DATASET RECORDS
----------------------------------------

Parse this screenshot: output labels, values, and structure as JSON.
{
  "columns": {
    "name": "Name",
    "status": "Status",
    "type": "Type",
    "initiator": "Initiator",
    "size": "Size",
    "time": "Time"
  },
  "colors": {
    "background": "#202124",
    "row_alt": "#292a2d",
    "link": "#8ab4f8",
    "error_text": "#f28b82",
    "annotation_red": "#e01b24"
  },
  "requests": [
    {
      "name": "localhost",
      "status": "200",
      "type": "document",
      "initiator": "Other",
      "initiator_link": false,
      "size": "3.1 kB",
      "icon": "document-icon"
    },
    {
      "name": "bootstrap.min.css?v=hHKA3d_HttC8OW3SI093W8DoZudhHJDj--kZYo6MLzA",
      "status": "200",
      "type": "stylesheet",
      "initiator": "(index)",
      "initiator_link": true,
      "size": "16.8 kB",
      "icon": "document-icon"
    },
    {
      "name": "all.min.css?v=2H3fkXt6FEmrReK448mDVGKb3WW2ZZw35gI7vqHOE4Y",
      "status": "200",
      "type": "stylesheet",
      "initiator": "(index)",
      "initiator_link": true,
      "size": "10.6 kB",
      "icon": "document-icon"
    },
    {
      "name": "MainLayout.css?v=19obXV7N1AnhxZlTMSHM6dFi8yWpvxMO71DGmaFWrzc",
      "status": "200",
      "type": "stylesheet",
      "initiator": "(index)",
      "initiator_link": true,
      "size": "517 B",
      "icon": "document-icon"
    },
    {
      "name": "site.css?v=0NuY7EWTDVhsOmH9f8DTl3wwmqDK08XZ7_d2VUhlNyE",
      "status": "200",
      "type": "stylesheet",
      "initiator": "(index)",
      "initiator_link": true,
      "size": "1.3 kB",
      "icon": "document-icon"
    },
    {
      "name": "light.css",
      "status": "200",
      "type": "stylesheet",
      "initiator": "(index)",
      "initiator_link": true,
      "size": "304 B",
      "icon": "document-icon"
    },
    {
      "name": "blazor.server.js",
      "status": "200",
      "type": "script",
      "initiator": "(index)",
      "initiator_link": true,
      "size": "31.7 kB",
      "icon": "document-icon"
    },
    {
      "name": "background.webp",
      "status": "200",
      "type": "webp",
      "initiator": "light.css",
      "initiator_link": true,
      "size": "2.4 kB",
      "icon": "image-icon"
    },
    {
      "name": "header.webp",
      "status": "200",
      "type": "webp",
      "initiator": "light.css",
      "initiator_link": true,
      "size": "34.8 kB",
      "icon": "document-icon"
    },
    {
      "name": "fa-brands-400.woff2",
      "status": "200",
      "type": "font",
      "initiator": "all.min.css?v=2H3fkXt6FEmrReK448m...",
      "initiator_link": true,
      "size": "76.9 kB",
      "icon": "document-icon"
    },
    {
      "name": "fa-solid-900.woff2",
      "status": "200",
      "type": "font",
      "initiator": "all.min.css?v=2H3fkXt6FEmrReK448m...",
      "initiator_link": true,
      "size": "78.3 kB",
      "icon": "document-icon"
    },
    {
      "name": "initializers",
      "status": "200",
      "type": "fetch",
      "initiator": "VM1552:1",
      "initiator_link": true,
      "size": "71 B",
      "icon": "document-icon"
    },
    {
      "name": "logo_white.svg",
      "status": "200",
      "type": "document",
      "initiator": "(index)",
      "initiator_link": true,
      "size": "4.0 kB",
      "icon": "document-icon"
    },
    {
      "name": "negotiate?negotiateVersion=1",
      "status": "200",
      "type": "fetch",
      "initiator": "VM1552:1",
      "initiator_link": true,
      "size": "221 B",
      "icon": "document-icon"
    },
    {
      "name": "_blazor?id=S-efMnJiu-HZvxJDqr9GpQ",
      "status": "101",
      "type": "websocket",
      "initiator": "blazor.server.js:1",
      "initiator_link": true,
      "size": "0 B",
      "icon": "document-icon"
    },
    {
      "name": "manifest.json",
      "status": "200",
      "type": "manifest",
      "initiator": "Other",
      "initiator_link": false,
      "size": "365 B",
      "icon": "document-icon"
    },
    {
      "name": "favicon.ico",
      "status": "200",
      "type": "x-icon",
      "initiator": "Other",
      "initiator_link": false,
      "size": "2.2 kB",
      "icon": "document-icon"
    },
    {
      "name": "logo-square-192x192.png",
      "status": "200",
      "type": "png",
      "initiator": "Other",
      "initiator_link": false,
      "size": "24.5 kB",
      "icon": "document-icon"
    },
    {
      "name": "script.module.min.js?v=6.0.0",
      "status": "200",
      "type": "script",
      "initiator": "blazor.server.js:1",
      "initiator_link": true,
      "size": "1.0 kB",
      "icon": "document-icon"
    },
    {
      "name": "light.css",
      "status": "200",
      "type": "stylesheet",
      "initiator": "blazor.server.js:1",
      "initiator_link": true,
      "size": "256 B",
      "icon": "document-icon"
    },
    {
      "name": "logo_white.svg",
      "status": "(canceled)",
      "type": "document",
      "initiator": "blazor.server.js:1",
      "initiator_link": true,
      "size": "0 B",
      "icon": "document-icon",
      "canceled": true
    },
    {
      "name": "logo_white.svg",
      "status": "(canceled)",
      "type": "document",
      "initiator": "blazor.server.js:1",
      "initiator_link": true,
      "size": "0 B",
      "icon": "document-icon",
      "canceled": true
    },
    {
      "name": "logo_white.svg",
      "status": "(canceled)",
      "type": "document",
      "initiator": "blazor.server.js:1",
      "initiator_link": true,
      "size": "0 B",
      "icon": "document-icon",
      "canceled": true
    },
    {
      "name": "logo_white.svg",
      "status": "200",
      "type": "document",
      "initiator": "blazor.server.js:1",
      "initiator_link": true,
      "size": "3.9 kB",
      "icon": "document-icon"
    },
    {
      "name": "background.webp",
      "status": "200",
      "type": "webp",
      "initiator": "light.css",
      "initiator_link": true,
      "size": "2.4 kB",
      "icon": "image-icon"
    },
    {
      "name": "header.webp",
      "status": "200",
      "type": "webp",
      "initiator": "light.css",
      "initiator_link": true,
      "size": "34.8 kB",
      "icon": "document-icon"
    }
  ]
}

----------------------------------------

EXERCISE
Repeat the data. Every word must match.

ANSWER BOX
Parse this screenshot: output labels, values, and structure as JSON.
{
  "columns": {
    "name": "Name",
    "status": "Status",
    "type": "Type",
    "initiator": "Initiator",
    "size": "Size",
    "time": "Time"
  },
  "colors": {
    "background": "#202124",
    "row_alt": "#292a2d",
    "link": "#8ab4f8",
    "error_text": "#f28b82",
    "annotation_red": "#e01b24"
  },
  "requests": [
    {
      "name": "localhost",
      "status": "200",
      "type": "document",
      "initiator": "Other",
      "initiator_link": false,
      "size": "3.1 kB",
      "icon": "document-icon"
    },
    {
      "name": "bootstrap.min.css?v=hHKA3d_HttC8OW3SI093W8DoZudhHJDj--kZYo6MLzA",
      "status": "200",
      "type": "stylesheet",
      "initiator": "(index)",
      "initiator_link": true,
      "size": "16.8 kB",
      "icon": "document-icon"
    },
    {
      "name": "all.min.css?v=2H3fkXt6FEmrReK448mDVGKb3WW2ZZw35gI7vqHOE4Y",
      "status": "200",
      "type": "stylesheet",
      "initiator": "(index)",
      "initiator_link": true,
      "size": "10.6 kB",
      "icon": "document-icon"
    },
    {
      "name": "MainLayout.css?v=19obXV7N1AnhxZlTMSHM6dFi8yWpvxMO71DGmaFWrzc",
      "status": "200",
      "type": "stylesheet",
      "initiator": "(index)",
      "initiator_link": true,
      "size": "517 B",
      "icon": "document-icon"
    },
    {
      "name": "site.css?v=0NuY7EWTDVhsOmH9f8DTl3wwmqDK08XZ7_d2VUhlNyE",
      "status": "200",
      "type": "stylesheet",
      "initiator": "(index)",
      "initiator_link": true,
      "size": "1.3 kB",
      "icon": "document-icon"
    },
    {
      "name": "light.css",
      "status": "200",
      "type": "stylesheet",
      "initiator": "(index)",
      "initiator_link": true,
      "size": "304 B",
      "icon": "document-icon"
    },
    {
      "name": "blazor.server.js",
      "status": "200",
      "type": "script",
      "initiator": "(index)",
      "initiator_link": true,
      "size": "31.7 kB",
      "icon": "document-icon"
    },
    {
      "name": "background.webp",
      "status": "200",
      "type": "webp",
      "initiator": "light.css",
      "initiator_link": true,
      "size": "2.4 kB",
      "icon": "image-icon"
    },
    {
      "name": "header.webp",
      "status": "200",
      "type": "webp",
      "initiator": "light.css",
      "initiator_link": true,
      "size": "34.8 kB",
      "icon": "document-icon"
    },
    {
      "name": "fa-brands-400.woff2",
      "status": "200",
      "type": "font",
      "initiator": "all.min.css?v=2H3fkXt6FEmrReK448m...",
      "initiator_link": true,
      "size": "76.9 kB",
      "icon": "document-icon"
    },
    {
      "name": "fa-solid-900.woff2",
      "status": "200",
      "type": "font",
      "initiator": "all.min.css?v=2H3fkXt6FEmrReK448m...",
      "initiator_link": true,
      "size": "78.3 kB",
      "icon": "document-icon"
    },
    {
      "name": "initializers",
      "status": "200",
      "type": "fetch",
      "initiator": "VM1552:1",
      "initiator_link": true,
      "size": "71 B",
      "icon": "document-icon"
    },
    {
      "name": "logo_white.svg",
      "status": "200",
      "type": "document",
      "initiator": "(index)",
      "initiator_link": true,
      "size": "4.0 kB",
      "icon": "document-icon"
    },
    {
      "name": "negotiate?negotiateVersion=1",
      "status": "200",
      "type": "fetch",
      "initiator": "VM1552:1",
      "initiator_link": true,
      "size": "221 B",
      "icon": "document-icon"
    },
    {
      "name": "_blazor?id=S-efMnJiu-HZvxJDqr9GpQ",
      "status": "101",
      "type": "websocket",
      "initiator": "blazor.server.js:1",
      "initiator_link": true,
      "size": "0 B",
      "icon": "document-icon"
    },
    {
      "name": "manifest.json",
      "status": "200",
      "type": "manifest",
      "initiator": "Other",
      "initiator_link": false,
      "size": "365 B",
      "icon": "document-icon"
    },
    {
      "name": "favicon.ico",
      "status": "200",
      "type": "x-icon",
      "initiator": "Other",
      "initiator_link": false,
      "size": "2.2 kB",
      "icon": "document-icon"
    },
    {
      "name": "logo-square-192x192.png",
      "status": "200",
      "type": "png",
      "initiator": "Other",
      "initiator_link": false,
      "size": "24.5 kB",
      "icon": "document-icon"
    },
    {
      "name": "script.module.min.js?v=6.0.0",
      "status": "200",
      "type": "script",
      "initiator": "blazor.server.js:1",
      "initiator_link": true,
      "size": "1.0 kB",
      "icon": "document-icon"
    },
    {
      "name": "light.css",
      "status": "200",
      "type": "stylesheet",
      "initiator": "blazor.server.js:1",
      "initiator_link": true,
      "size": "256 B",
      "icon": "document-icon"
    },
    {
      "name": "logo_white.svg",
      "status": "(canceled)",
      "type": "document",
      "initiator": "blazor.server.js:1",
      "initiator_link": true,
      "size": "0 B",
      "icon": "document-icon",
      "canceled": true
    },
    {
      "name": "logo_white.svg",
      "status": "(canceled)",
      "type": "document",
      "initiator": "blazor.server.js:1",
      "initiator_link": true,
      "size": "0 B",
      "icon": "document-icon",
      "canceled": true
    },
    {
      "name": "logo_white.svg",
      "status": "(canceled)",
      "type": "document",
      "initiator": "blazor.server.js:1",
      "initiator_link": true,
      "size": "0 B",
      "icon": "document-icon",
      "canceled": true
    },
    {
      "name": "logo_white.svg",
      "status": "200",
      "type": "document",
      "initiator": "blazor.server.js:1",
      "initiator_link": true,
      "size": "3.9 kB",
      "icon": "document-icon"
    },
    {
      "name": "background.webp",
      "status": "200",
      "type": "webp",
      "initiator": "light.css",
      "initiator_link": true,
      "size": "2.4 kB",
      "icon": "image-icon"
    },
    {
      "name": "header.webp",
      "status": "200",
      "type": "webp",
      "initiator": "light.css",
      "initiator_link": true,
      "size": "34.8 kB",
      "icon": "document-icon"
    }
  ]
}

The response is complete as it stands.